LABACE Convention News

Canada Heavily Promotes its Aerospace Support Capabilities at LABACE

 - August 31, 2016, 3:34 PM
Canadian business aviation products, such as this Bombardier Challenger, are well represented and supported in Latin America. (Photo: Ian Sheppard - AIN)

The fifth Brazil-Canada MRO Technology Seminar, and first Canada-Latin America MRO Technology Seminar, was held at the LABACE show this week. Delayed by rain, it began with Consul and Senior Trade Commissioner Louis-Pierre Edmond, in Portuguese, offering “thanks to those who maintain the safety of our aircraft and carry us and our families.” He recalled the long aviation relationship between Canada and Brazil, and then gave numbers on the importance of the MRO industry to Canada–some $4 billion a year in revenue and more tan 17,000 jobs for engineers.

The audience, reduced by the weather from the usual capacity crowd, awaited presentations from various LABACE exhibitors: Bombardier, CAE, Vector Aerospace, Viking Air, Pratt & Whitney Canada, Rockwell-Collins, Heli-One, and more Canadian and local companies.

A panel discussion on “The Role of Airports for the MRO Industry” included Gol Airlines’ maintenance base general manager, the manager of the São Paulo state airports of Araraquara and São Carlos, the latter home to the TAM airline maintenance base, as well as Standard Aero and C>Fly Aviation, partner in the still-unfinished Catarina airport project. 

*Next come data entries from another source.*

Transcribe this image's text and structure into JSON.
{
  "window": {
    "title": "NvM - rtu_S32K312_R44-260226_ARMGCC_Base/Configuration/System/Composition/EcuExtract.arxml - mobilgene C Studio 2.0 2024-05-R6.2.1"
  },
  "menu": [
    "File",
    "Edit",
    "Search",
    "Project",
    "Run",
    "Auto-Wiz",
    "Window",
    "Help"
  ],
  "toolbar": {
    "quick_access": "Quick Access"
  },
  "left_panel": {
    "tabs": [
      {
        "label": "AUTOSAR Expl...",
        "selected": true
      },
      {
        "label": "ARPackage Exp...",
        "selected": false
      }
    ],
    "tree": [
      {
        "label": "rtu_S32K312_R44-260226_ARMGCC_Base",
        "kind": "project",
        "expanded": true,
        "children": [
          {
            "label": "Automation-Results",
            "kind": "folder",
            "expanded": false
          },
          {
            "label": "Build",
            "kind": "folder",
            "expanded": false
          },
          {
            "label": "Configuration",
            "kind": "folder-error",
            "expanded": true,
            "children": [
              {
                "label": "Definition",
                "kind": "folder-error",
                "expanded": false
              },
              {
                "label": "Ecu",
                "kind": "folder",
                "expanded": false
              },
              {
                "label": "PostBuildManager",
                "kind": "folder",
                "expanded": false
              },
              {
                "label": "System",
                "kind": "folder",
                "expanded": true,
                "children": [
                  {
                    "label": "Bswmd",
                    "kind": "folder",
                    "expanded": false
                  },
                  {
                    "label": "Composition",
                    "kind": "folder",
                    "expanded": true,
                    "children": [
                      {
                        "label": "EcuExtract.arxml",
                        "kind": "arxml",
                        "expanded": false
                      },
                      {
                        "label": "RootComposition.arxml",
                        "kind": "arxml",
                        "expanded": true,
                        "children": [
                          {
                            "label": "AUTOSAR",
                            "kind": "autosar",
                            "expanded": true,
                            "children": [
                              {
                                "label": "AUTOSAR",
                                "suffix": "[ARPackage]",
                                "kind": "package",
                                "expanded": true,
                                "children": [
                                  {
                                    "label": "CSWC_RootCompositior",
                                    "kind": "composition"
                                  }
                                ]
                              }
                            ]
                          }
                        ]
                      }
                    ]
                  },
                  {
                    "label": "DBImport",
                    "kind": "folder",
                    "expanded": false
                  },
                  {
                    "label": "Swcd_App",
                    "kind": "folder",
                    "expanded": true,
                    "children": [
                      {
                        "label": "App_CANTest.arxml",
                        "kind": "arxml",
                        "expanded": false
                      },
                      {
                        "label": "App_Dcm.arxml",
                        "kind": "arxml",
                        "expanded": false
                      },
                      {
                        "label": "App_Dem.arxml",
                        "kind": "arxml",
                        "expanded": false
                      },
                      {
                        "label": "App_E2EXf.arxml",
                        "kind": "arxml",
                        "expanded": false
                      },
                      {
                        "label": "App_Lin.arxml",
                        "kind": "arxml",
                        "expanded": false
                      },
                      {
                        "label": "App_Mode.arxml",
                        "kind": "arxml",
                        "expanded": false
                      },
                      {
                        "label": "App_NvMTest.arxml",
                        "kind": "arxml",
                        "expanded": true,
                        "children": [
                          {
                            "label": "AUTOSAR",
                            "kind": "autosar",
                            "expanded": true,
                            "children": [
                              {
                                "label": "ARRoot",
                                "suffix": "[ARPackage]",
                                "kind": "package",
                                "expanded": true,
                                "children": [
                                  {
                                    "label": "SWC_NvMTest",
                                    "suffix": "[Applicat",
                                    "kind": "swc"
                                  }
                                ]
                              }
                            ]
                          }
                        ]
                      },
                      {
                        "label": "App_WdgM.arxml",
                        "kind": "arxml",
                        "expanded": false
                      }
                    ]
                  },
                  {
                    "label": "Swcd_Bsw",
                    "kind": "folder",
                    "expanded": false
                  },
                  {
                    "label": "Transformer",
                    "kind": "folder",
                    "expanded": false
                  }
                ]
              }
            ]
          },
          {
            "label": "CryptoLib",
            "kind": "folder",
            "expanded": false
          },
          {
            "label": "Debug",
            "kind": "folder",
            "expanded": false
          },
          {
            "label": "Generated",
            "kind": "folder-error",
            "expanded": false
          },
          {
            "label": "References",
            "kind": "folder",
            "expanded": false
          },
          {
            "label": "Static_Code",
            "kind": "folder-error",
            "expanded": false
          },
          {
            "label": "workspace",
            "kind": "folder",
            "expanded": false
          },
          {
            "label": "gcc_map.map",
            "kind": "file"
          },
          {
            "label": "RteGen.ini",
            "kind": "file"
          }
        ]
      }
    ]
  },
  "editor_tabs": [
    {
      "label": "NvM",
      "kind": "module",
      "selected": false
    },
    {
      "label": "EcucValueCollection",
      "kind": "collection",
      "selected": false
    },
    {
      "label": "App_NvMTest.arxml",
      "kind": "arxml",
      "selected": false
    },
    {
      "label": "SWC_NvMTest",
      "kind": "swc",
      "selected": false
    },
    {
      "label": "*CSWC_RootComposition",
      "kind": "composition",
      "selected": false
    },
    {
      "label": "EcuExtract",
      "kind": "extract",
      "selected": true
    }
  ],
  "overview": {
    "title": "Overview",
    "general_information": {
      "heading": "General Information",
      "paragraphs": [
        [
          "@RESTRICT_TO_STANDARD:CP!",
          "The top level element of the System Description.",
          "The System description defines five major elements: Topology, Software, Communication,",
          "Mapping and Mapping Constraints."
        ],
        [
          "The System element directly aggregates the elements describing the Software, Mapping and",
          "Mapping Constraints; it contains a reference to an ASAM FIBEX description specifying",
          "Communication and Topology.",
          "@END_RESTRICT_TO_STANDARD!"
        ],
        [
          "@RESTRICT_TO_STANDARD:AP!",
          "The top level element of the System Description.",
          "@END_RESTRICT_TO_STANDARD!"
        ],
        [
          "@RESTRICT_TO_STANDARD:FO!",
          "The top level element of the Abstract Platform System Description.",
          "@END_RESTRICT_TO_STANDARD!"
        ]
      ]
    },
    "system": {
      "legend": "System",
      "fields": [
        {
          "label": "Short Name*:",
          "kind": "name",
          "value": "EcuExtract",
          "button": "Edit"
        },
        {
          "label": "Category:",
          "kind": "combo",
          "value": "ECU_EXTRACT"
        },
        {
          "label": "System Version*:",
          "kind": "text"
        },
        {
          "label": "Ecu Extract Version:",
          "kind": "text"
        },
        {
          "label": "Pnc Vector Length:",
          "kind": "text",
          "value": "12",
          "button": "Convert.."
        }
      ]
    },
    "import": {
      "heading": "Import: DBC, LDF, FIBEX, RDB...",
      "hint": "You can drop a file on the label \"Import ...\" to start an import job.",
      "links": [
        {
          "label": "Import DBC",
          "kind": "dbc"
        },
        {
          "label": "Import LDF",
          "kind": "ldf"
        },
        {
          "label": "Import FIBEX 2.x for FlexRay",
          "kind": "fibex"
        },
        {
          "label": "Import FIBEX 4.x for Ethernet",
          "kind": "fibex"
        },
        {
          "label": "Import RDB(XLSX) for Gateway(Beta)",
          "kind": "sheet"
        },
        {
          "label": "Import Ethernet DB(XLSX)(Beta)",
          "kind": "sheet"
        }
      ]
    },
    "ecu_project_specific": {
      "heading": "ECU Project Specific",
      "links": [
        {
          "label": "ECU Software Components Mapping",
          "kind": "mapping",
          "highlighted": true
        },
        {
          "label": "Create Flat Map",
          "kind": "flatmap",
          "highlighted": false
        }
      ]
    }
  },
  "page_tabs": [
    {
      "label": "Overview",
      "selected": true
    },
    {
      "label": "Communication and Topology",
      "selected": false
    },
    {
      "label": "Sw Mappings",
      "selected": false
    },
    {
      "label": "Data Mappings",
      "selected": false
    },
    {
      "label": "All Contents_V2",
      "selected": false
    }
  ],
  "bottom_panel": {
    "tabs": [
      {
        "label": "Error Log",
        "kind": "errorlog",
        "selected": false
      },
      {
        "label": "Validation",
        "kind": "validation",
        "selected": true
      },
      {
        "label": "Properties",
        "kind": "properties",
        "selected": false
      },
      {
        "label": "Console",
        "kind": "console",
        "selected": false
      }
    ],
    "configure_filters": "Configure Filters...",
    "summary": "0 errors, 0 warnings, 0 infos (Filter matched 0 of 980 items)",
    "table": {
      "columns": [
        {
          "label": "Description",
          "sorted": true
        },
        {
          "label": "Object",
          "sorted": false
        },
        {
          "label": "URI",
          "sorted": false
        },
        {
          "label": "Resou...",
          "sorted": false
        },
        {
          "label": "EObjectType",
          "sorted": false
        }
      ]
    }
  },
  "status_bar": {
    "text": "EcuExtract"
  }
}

Before the presentation, Juul Heijblom of Heli-One, which has bases in Cabo Frio and Macae serving the offshore oil-and-gas market, shared observations on the impact of the recession: “Oil-and-gas has had a reduction of more than half in flight hours in the last two years. I’d risk saying that hours are down 60-70 percent.” However, he did note that the cause is not solely the recession; the temporary grounding of Airbus Helicopters EC225/H225 Super Pumas being another factor.

Moises Bentivoglio, director of sales and marketing for Vancouver-based Pacific Avionics and Instruments, predicted that for the Brazilian economy there is “hope for stabilization in 2017,” with the economy beginning to “creep up” again in 2018. He took a similar view for most of Latin America, though Mexico might recover sooner, he said, in mid-2017.